===== Material for this task =====

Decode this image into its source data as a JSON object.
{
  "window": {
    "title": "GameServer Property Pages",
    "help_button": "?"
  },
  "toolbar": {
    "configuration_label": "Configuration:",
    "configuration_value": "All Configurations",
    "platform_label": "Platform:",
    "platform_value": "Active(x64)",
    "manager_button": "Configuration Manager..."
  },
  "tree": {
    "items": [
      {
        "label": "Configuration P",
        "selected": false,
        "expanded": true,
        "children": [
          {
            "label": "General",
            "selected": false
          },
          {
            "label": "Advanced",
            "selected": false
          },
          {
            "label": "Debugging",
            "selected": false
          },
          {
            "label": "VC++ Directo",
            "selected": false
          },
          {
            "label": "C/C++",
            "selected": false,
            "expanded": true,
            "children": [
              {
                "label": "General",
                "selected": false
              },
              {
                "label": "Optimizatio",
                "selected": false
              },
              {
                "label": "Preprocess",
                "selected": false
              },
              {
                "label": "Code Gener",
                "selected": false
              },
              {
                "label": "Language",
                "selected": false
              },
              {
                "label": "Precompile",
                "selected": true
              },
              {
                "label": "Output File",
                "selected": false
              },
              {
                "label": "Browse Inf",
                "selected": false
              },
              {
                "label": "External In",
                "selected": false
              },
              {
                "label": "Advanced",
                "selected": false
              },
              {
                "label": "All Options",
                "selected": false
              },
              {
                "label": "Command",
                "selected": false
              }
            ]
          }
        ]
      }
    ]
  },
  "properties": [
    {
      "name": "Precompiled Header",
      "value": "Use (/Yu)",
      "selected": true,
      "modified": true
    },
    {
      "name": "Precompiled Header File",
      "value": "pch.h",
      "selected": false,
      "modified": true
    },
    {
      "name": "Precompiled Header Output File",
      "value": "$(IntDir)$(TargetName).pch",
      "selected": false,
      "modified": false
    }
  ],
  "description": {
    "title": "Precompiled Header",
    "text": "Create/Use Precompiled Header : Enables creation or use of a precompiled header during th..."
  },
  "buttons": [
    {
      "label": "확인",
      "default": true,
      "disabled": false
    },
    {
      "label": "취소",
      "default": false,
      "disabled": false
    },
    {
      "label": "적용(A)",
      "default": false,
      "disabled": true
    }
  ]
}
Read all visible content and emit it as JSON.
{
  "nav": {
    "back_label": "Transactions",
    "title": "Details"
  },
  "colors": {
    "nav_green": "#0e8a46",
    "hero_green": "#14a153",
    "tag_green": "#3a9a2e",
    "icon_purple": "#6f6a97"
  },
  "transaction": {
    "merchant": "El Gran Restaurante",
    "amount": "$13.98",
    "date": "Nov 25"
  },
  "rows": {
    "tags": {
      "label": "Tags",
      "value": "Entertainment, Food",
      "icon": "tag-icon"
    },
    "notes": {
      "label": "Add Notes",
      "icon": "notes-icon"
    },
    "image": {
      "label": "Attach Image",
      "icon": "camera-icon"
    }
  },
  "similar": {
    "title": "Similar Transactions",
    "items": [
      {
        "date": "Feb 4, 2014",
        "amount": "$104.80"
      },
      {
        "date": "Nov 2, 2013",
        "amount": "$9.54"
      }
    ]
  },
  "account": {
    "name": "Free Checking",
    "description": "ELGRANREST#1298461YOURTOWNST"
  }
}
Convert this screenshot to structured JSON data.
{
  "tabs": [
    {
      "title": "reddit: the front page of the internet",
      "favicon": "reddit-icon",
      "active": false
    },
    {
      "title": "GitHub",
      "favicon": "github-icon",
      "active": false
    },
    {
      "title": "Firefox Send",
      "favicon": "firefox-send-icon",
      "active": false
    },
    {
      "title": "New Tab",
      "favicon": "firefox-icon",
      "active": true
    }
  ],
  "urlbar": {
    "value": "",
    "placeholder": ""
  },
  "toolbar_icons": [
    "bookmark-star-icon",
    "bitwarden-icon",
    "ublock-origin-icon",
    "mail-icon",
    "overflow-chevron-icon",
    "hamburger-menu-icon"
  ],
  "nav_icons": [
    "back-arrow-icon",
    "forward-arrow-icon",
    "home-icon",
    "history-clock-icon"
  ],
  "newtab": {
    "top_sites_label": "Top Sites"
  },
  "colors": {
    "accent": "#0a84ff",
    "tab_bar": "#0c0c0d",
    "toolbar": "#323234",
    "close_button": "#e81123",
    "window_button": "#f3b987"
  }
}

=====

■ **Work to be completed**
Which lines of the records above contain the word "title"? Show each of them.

■ **Answer space**
    "title": "GameServer Property Pages",
    "title": "Precompiled Header",
    "title": "Details"
    "title": "Similar Transactions",
      "title": "reddit: the front page of the internet",
      "title": "GitHub",
      "title": "Firefox Send",
      "title": "New Tab",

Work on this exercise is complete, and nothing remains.